Moore Regional program helps teens contribute, make career choices
| Date Posted: 8/29/2011
After spending two years in the Teen Volunteer Program at FirstHealth Moore Regional Hospital, North Moore High School senior Stephanie Phillips is now sure that she wants a career in health care. One of her jobs this summer involved delivering patient mail.
PINEHURST – If Stephanie Phillips ever had any doubts about making a career out of health care, she doesn’t anymore.
The 17-year-old senior at North Moore High School spent the summer in the Teen Volunteer Program at FirstHealth Moore Regional Hospital, and she loved it. When she enters college at either Methodist or Campbell University next fall, she'll be looking at a major aimed at her goal of becoming a physician assistant.
“I loved the environment and thought it was a great learning experience,” Phillips says about her volunteer work. “It’s given me a great idea of what (a career in health care) would be like.”
There has been an organized teen program at Moore Regional since the mid-1970s. In 1975, 16 teens were recognized for their volunteer service to the hospital. By the following year, the number had tripled.
An outgrowth of the traditional Candystripers program for young women, the current Teen Volunteer Program accepts boys, too. But instead of the pink-stripped pinafores of their female counterparts, the guys report to work wearing white lab coats.
The 43 young people (nine boys and 34 girls) taking part in Moore Regional’s nine-week Teen Volunteer Program this summer provided a variety of services to 34 different departments. From Corporate Education and Health Information Management to various nursing units and the Reid Heart Center, they stocked supplies, typed and filed, escorted visitors, helped transport patients and delivered patient mail, contributing more than 3,000 hours to their community’s hospital.
The employees in the participating departments reciprocated by sharing their knowledge and professional experience with the young volunteers. “The department is often willing to mentor the young person in the field of health care,” says MRH Volunteer Services Manager Jean Clark.
While volunteer hours fulfill requirements for high school clubs and college and university applications, exposure to the health care environment is still the most common reason that kids volunteer, according to Clark.
“It’s more and more about health careers, because guidance counselors are making that connection,” she says.
This past summer, Clark was assisted in the management of Moore Regional’s teen program by UNC-Chapel Hill graduate Elysia Tegui-in. As Teen Volunteer coordinator, Tegui-in was impressed by the energy of the participating young people and the cooperation of participating FirstHealth personnel.
“I think it’s really cool,” she says.
During a recent 2011 session-ending recognition program, every teen received a certificate of participation.
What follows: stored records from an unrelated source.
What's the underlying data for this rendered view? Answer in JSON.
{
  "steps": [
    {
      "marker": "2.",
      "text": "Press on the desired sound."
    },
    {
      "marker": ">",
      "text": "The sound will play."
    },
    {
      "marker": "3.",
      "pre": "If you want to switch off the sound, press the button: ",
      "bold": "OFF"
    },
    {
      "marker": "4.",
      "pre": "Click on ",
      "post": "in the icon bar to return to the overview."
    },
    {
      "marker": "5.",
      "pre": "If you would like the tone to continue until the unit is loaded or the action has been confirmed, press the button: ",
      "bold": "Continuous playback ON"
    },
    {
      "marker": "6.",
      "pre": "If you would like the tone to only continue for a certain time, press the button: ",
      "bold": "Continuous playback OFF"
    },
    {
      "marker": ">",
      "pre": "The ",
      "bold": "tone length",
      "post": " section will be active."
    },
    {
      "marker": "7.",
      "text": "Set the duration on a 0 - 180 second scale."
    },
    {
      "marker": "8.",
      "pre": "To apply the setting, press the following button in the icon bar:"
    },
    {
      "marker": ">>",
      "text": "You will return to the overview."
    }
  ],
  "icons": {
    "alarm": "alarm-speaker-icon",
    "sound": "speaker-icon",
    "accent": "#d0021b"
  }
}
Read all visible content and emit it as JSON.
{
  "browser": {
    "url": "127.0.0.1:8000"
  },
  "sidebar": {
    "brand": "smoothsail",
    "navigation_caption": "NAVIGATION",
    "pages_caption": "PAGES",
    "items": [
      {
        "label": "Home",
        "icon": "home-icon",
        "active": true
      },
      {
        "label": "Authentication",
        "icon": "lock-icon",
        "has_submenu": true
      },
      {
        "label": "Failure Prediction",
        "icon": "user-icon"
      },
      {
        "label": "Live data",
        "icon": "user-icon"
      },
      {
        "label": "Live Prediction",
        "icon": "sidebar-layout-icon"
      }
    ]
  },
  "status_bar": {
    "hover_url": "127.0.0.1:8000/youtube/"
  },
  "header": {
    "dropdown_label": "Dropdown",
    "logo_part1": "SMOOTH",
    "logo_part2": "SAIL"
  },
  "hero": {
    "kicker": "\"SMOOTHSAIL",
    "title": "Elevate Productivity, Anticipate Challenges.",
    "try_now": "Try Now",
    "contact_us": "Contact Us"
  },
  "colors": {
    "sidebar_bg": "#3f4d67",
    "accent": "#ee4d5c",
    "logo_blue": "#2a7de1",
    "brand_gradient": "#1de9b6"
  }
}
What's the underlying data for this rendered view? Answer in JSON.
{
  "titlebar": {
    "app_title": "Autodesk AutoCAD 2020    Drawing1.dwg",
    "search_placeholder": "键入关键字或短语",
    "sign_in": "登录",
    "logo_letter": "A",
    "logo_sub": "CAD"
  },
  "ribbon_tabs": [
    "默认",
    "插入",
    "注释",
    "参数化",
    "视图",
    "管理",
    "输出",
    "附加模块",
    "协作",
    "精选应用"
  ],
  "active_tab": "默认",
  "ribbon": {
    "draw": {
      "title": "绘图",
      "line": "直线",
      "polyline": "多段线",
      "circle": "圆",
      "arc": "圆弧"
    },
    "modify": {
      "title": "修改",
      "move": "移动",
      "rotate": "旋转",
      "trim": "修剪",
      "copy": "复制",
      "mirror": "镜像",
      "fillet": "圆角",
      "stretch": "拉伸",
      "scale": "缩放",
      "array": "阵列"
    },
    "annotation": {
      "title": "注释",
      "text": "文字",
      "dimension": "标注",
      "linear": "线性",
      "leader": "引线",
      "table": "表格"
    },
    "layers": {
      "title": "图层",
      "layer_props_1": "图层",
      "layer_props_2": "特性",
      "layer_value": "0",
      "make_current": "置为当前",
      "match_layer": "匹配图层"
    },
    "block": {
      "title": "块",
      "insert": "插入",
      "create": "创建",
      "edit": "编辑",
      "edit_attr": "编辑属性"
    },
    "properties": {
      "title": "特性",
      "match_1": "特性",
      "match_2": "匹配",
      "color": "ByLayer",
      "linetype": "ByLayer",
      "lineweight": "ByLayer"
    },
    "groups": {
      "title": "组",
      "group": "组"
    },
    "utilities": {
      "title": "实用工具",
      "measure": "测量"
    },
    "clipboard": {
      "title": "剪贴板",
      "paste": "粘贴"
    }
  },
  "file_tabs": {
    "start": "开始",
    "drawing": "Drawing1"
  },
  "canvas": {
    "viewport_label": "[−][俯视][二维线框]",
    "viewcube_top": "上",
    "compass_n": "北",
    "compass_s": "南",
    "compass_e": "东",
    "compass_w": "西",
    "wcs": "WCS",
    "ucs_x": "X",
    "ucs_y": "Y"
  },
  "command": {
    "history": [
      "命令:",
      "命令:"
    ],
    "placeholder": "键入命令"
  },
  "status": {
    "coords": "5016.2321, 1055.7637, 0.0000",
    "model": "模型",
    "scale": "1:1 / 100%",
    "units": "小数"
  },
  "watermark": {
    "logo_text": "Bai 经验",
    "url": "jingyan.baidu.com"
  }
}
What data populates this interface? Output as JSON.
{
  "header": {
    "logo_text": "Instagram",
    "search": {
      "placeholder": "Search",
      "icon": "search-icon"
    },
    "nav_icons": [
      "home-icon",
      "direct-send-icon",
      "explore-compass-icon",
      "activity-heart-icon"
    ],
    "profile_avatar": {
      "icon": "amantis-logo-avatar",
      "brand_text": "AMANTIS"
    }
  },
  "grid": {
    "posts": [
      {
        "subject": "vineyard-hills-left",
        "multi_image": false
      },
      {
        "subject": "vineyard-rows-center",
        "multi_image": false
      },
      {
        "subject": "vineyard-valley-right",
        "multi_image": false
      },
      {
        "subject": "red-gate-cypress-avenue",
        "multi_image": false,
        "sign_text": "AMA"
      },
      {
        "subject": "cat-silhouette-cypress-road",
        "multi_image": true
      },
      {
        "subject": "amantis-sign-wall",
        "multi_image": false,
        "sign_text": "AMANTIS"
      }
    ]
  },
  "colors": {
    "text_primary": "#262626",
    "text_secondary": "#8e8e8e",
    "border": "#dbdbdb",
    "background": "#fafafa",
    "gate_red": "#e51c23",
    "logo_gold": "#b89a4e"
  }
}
Twenty-nine of the young volunteers got pins noting 50 hours of volunteer service while 11 got 100-hour pins. One teen earned a 200-hour pin, and another was recognized for 300 hours of service.
One teen had contributed 500 hours.
Most of the 43 were first-year volunteers, but it was the second year of service for seven, the third for one and the fourth for two.
It was the second summer for Stephanie Phillips, who says she not only learned a lot about health care but performed a valuable community service while still having time for summer fun and her part-time job at the Carthage Subway. She admits to having been “kind of skeptical” at the very beginning, because she thought she would be dealing with an everyday commitment that would take up all of her precious summer vacation.
Her one-day-a-week assignment at the hospital worked out just fine, however.
“I thought it was perfect,” she says. “I did something productive with my summer, but was still able to have fun as well.”
The Volunteer Services staff at FirstHealth Moore Regional Hospital will begin accepting names for the 2012 Teen Volunteer program early next year, Interested teens must be at least 13 years old and have completed the eighth grade to be eligible. Students interested in more information about volunteering next summer should contact the guidance office at their respective school or Moore Regional’s Volunteer Services office at 715-1266. Participation is first-come, first-served, and the program fills up quickly.